Today I have chosen paschimottanasana, which translates as the great western stretch, to feature in my writing. The name comes from the front of your body facing the east when you do your sun salutations, making the back of your body the west. The whole back of the body is stretched and elongated in paschimottanasana. This pose in commonly practiced in yoga classes but today I am looking at it with a more restorative focus than you might have experienced before.

This practice turns your awareness deeply inward and is not recommended for anyone suffering from depression. If you have any back issues take it gently and with awareness. It is also not a great morning practice unless you have the rest of the day free to lounge around and rest up. It is terrific before bed at night as it brings you into a very relaxed state or at the end of a yoga practice before savasana. Personally I feel like I am emerging from a deep sleep after a long hold in paschimottanasana, a little disoriented and groggy as well as deeply rested both physically and mentally. I wouldn’t operate heavy machinery in this state so keep it in mind when planning your practice time.

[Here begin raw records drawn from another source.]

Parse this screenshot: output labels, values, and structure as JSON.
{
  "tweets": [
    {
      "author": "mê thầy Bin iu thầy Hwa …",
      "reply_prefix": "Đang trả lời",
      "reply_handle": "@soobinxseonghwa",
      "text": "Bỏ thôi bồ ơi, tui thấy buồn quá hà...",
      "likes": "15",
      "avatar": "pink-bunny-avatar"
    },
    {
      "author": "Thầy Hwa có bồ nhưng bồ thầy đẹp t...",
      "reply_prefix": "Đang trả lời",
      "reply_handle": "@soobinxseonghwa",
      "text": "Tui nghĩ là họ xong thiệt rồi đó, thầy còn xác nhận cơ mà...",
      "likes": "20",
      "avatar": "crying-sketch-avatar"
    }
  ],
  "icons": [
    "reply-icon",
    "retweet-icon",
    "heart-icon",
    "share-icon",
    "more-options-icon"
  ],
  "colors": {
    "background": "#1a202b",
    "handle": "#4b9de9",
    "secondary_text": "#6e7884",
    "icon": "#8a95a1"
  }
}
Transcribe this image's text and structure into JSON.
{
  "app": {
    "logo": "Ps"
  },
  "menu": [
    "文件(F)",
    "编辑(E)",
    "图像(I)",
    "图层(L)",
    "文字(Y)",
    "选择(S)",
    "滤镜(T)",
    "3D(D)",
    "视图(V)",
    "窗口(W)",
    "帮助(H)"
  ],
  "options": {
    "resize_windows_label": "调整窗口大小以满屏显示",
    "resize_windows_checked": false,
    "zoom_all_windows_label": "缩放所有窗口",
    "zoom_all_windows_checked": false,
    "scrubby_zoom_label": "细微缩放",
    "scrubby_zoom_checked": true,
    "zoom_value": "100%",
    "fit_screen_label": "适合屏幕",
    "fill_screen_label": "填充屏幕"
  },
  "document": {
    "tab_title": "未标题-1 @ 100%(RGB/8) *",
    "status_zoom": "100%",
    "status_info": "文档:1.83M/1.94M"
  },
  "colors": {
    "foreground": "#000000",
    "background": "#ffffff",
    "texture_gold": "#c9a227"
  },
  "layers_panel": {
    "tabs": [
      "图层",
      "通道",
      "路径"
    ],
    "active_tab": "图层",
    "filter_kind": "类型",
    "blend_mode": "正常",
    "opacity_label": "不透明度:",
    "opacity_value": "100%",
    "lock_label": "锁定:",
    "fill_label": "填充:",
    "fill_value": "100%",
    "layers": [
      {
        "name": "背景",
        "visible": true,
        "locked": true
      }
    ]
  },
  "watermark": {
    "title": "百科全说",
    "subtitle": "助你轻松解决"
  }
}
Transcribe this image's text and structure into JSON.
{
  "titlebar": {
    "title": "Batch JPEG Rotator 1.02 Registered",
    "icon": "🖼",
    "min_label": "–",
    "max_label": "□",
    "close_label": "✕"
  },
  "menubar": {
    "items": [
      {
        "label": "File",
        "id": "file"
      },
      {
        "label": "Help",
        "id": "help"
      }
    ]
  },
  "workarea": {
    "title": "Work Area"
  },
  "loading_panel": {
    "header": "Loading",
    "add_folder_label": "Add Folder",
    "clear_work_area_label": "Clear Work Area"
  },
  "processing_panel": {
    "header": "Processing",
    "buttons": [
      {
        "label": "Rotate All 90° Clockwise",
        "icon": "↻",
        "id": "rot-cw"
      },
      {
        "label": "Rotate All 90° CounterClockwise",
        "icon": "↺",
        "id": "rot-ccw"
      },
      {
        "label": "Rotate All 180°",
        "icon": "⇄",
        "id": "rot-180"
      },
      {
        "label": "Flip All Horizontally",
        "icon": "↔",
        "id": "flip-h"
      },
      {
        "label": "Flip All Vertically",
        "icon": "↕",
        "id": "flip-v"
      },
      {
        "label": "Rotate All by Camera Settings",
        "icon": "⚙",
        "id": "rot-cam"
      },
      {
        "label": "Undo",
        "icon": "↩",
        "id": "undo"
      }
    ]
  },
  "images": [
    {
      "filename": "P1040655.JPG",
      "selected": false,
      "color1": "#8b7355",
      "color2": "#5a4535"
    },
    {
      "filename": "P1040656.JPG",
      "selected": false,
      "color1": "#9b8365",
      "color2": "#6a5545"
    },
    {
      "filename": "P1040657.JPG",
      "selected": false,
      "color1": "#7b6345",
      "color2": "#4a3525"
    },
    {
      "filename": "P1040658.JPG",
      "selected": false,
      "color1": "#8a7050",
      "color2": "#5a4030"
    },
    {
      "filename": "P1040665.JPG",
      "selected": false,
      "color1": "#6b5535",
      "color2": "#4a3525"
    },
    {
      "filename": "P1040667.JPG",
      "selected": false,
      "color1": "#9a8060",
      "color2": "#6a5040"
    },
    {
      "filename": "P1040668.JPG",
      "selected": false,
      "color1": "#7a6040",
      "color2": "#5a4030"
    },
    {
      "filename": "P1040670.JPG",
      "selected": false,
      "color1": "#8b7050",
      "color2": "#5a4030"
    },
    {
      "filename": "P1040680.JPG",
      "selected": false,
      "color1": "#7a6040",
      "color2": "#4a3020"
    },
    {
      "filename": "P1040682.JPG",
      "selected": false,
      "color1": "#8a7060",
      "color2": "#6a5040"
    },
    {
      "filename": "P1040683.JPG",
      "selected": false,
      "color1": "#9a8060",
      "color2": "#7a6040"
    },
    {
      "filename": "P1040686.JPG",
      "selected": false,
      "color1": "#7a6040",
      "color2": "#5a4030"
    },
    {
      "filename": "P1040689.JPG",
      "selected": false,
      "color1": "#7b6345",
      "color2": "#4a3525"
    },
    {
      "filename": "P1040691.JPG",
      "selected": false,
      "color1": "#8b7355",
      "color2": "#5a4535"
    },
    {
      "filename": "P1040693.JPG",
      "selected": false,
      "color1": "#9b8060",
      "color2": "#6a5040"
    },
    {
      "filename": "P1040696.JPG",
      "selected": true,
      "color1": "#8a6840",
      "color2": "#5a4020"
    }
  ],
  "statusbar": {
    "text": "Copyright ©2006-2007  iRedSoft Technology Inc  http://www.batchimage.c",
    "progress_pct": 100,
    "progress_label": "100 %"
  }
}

To set yourself up you will need a blanket or cushion to sit on as well as a bolster or several stacked cushions to lean forward onto. Sit on your blanket with both legs straight out in front and wiggle your pelvis around so you get a nice, supported seat where the spine rests effortlessly in an upright position. Then take your bolster or stacked cushions/blankets and place them along the length of your legs. Notice your knees, they sometimes lock here which is not ideal so if you find that has happened soften them a little by lifting the knees away from the floor. Breathe in and raise your arms out to the sides and straight up, feeling the ribcage expanding and the breath filling that space. Then exhale and fold forwards over the bolster. Depending on your flexibility you might comfortably lay along the length of the bolster with hands resting on the feet or you might prefer to fold  your arms on the bolster and rest your head on those folded arms or place further cushions/ folded blankets on the bolster to support yourself. If your lower back feels any strain bend the knees a little more or use more support so you are not going as far forwards.

Once you are there allow yourself to release into the support, shoulders broadening, face relaxed, eyes closed, breath flowing, everything softening. Hold for at least two minutes but I find to really get the benefits I need at least five.

When you are ready to come up take it very, very slowly. Come up a little on an inhalation, then a little further on the next in breath and keep floating up in this way over around five breaths. Whatever you do next do it slowly and gently.

Love & light,